--- WHAT IS EXPECTED ---
Reproduce every entry exactly as written.

——————

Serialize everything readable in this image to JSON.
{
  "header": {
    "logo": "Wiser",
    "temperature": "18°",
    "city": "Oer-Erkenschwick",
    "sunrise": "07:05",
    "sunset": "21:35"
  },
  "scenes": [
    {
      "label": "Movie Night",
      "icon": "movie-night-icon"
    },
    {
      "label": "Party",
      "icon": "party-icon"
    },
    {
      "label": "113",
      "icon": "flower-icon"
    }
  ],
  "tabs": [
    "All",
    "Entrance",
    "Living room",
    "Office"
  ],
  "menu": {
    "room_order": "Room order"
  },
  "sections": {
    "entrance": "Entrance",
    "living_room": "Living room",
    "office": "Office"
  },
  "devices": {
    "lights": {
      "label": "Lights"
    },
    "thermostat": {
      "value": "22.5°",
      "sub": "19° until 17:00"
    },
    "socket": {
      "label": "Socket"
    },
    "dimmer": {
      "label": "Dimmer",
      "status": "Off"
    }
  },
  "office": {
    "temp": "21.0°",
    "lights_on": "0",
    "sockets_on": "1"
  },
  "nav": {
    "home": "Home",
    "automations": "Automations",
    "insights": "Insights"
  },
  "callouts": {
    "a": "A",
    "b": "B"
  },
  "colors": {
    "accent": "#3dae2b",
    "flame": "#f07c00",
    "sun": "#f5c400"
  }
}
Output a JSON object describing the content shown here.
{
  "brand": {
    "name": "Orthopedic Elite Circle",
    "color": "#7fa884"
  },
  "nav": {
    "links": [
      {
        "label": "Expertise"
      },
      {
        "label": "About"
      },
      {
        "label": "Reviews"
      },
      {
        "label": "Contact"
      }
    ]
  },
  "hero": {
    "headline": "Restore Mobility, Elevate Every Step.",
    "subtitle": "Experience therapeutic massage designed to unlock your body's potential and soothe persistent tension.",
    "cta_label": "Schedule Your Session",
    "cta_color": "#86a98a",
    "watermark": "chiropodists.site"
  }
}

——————

--- SOLUTION ---
Serialize everything readable in this image to JSON.
{
  "header": {
    "logo": "Wiser",
    "temperature": "18°",
    "city": "Oer-Erkenschwick",
    "sunrise": "07:05",
    "sunset": "21:35"
  },
  "scenes": [
    {
      "label": "Movie Night",
      "icon": "movie-night-icon"
    },
    {
      "label": "Party",
      "icon": "party-icon"
    },
    {
      "label": "113",
      "icon": "flower-icon"
    }
  ],
  "tabs": [
    "All",
    "Entrance",
    "Living room",
    "Office"
  ],
  "menu": {
    "room_order": "Room order"
  },
  "sections": {
    "entrance": "Entrance",
    "living_room": "Living room",
    "office": "Office"
  },
  "devices": {
    "lights": {
      "label": "Lights"
    },
    "thermostat": {
      "value": "22.5°",
      "sub": "19° until 17:00"
    },
    "socket": {
      "label": "Socket"
    },
    "dimmer": {
      "label": "Dimmer",
      "status": "Off"
    }
  },
  "office": {
    "temp": "21.0°",
    "lights_on": "0",
    "sockets_on": "1"
  },
  "nav": {
    "home": "Home",
    "automations": "Automations",
    "insights": "Insights"
  },
  "callouts": {
    "a": "A",
    "b": "B"
  },
  "colors": {
    "accent": "#3dae2b",
    "flame": "#f07c00",
    "sun": "#f5c400"
  }
}
Output a JSON object describing the content shown here.
{
  "brand": {
    "name": "Orthopedic Elite Circle",
    "color": "#7fa884"
  },
  "nav": {
    "links": [
      {
        "label": "Expertise"
      },
      {
        "label": "About"
      },
      {
        "label": "Reviews"
      },
      {
        "label": "Contact"
      }
    ]
  },
  "hero": {
    "headline": "Restore Mobility, Elevate Every Step.",
    "subtitle": "Experience therapeutic massage designed to unlock your body's potential and soothe persistent tension.",
    "cta_label": "Schedule Your Session",
    "cta_color": "#86a98a",
    "watermark": "chiropodists.site"
  }
}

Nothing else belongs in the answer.